  1. “Defeater Beliefs and a Gospel Sandwich,”
  2. Joshua D. Chatraw and Mark D. Allen, Apologetics at the Cross: an introduction for Christian witness in late modernism, (Grand Rapids, MI: Zondervan Academic, 2018), 174.
  3. Luke 10:25-37
  4. Alasdair MacIntyre, After Virtue: A Study in Moral Theory, 3rd ed. (Notre Dame: University of Notre Dame Press, 2008) 216.
  5. Acts 26:2-29.
  7. If you want to dig deeper, we recommend Joshua D. Chatraw and Mark D. Allen, Apologetics at the Cross: An introduction for Christian witness in late modernism, (Grand Rapids, MI: Zondervan Academic, 2018).
  8. Books by Tim Keller, The Reason for God and Making Sense of God as well as Rebecca McLaughlin’s Confronting Christianity, Gregory Koukl, Street Smarts: Using Questions to Answer Christianity’s Toughest Challenges, are helpful in how to use Socratic questions. Got Questions ( is an online encyclopedia of answers to questions about God, Jesus, the Bible, or theology. What Would You Say ( offers quick answers to Christianity’s hard questions via 5-minute videos.

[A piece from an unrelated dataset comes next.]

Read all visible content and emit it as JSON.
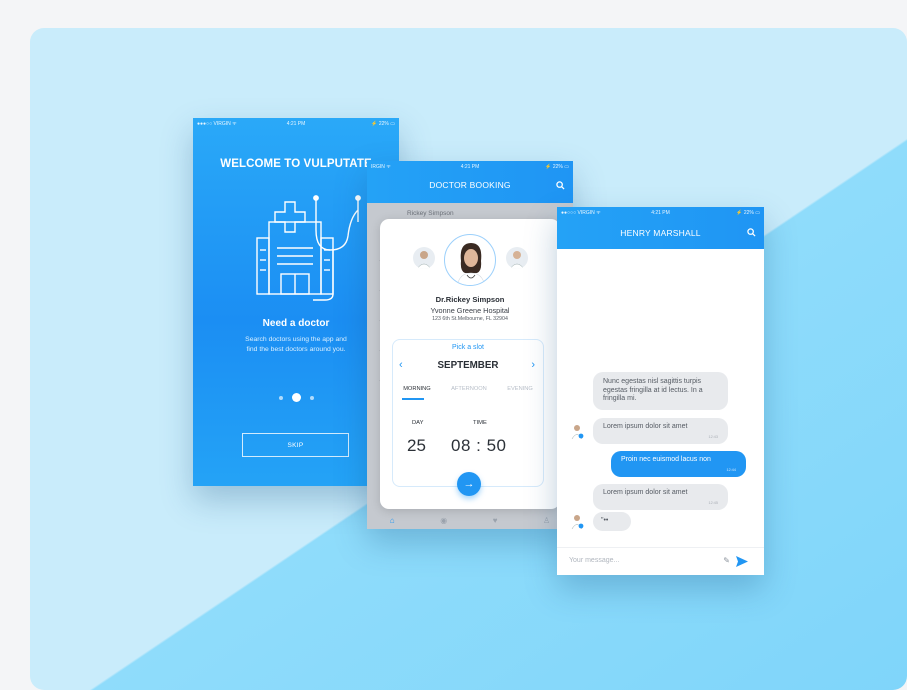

  9. Acts 1:14, 24; 2:42, 47; 4:24, 31; 8:15; 9:11, 40; 10:9, 30-31; 12:5; 13:3; 14:23; 15:25; 20:36; 21:5; 26:29; 28:8.